Separation, distance, objectification and electronic means of communication; the loss of human emotions in the very living of life, where the organic has become equivalent to the android, where the original concept encompassed an admixture of synthetic humanity and the combining of components both human and mechanized – and so the artificial construct that we feared in those novels of sci-fi nightmares has, in fact, been realized.
Orwell’s major work, 1984 is, by comparison, both prescient and outdated. The underlying concept of a totalitarian state is still relevant, but the technological means by which we have achieved such a state of affairs, and the naïve assumption that we would somehow be informed enough to recognize when we are being “had” by such powerful forces of domination, leaves one breathless with puzzlement.
Existentialism, especially of the French version (i.e., Sartre and Camus, as the two paradigmatic participles – borrowing from the grammatical meaning and translating it into the positional element of influence) argues at the inception from its philosophical origination that language games geared towards objectification and distancing from the humanity of worth, value and normative constraints as defined by the traditions evolving from social contracts, is intended to allow for the justification of the depraved to engage in violent acts of crimes against humanity.
Language allows for cruelty. How we describe, in what form and manner the grammatical application separates, distances and isolates groups into demeaning and debasing linguistic caricatures that alters the essence of who we are, allows for how we treat one another to result in the horrors of 20th Century camps of torture, totalitarianism and total war. We can couch language and hide behind it to do as we want. Power left in the hands of evil, with the meaninglessness of language disseminated among a gullible population left without dictionaries and relying upon the technological information controlled by an elite few, will only progressively decay and deteriorate the foundations of liberty and freedom.

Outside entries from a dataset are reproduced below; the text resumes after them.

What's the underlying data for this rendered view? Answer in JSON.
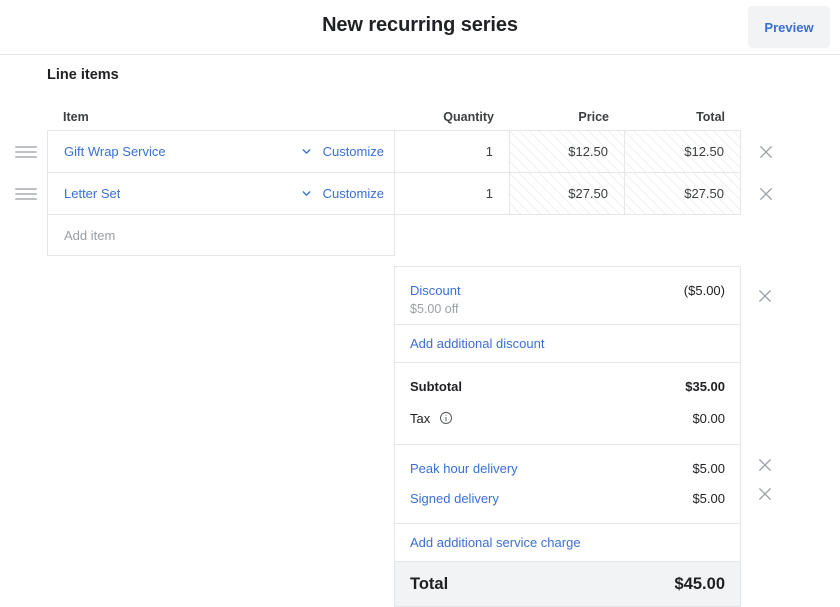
{
  "header": {
    "title": "New recurring series",
    "preview_label": "Preview"
  },
  "line_items": {
    "section_title": "Line items",
    "columns": {
      "item": "Item",
      "quantity": "Quantity",
      "price": "Price",
      "total": "Total"
    },
    "rows": [
      {
        "name": "Gift Wrap Service",
        "customize_label": "Customize",
        "quantity": "1",
        "price": "$12.50",
        "total": "$12.50"
      },
      {
        "name": "Letter Set",
        "customize_label": "Customize",
        "quantity": "1",
        "price": "$27.50",
        "total": "$27.50"
      }
    ],
    "add_item_placeholder": "Add item"
  },
  "summary": {
    "discount": {
      "label": "Discount",
      "value": "($5.00)",
      "subtext": "$5.00 off"
    },
    "add_discount_label": "Add additional discount",
    "subtotal": {
      "label": "Subtotal",
      "value": "$35.00"
    },
    "tax": {
      "label": "Tax",
      "value": "$0.00"
    },
    "service_charges": [
      {
        "label": "Peak hour delivery",
        "value": "$5.00"
      },
      {
        "label": "Signed delivery",
        "value": "$5.00"
      }
    ],
    "add_service_charge_label": "Add additional service charge",
    "grand_total": {
      "label": "Total",
      "value": "$45.00"
    }
  },
  "colors": {
    "link_blue": "#3b6fd4",
    "text_dark": "#202124",
    "muted": "#9aa0a6",
    "border": "#e4e6e8",
    "total_bg": "#f1f3f4"
  }
}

For Federal employees and U.S. Postal workers who already experience the consequences of having to submit to linguistic elasticity, meaningless phrases of power and totalitarianism are already in a difficult position when a medical condition begins to impact and prevent the Federal or Postal employee from continuing in the career one has chosen.

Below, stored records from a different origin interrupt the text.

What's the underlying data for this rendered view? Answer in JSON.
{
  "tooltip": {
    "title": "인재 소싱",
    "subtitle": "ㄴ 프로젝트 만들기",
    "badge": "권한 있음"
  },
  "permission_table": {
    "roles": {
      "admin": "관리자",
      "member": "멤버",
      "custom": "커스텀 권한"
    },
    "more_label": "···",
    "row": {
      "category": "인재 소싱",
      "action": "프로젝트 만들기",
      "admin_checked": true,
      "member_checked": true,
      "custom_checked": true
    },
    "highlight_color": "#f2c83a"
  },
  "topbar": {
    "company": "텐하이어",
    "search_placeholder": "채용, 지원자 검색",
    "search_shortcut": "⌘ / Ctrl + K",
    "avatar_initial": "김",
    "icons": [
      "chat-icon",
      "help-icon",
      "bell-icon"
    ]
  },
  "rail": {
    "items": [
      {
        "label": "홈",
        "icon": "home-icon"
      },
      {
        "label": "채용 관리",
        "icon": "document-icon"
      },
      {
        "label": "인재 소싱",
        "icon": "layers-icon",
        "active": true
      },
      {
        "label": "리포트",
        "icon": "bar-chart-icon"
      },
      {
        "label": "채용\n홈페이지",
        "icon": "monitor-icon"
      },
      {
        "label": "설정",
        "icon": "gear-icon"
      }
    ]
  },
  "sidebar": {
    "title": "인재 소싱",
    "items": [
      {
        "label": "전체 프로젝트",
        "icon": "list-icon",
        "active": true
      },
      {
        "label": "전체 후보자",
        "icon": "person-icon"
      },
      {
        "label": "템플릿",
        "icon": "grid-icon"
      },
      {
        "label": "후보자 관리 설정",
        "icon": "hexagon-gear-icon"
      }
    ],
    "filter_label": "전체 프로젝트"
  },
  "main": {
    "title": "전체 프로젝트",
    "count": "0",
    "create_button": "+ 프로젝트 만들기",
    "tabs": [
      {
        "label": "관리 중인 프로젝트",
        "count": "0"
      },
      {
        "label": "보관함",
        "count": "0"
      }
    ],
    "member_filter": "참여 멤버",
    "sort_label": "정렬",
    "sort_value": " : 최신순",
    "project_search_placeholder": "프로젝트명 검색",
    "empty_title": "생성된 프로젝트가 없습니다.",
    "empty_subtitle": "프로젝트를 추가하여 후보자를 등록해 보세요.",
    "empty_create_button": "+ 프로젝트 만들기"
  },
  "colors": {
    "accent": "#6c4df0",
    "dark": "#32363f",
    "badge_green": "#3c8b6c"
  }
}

Filing for Federal Disability Retirement benefits, whether the Federal or Postal employee is under FERS, CSRS or CSRS Offset, is often a test of sorts that reveals how we treat one another, and it is always better to know at the outset who one’s friends and caring associates are, than to remain in ignorance while the knives are sharpened for the time you turn your back and expect some protections to have watchful eyes while the weakness of debilitating medical conditions continues to progressively deteriorate.
Robert R. McGill, Esquire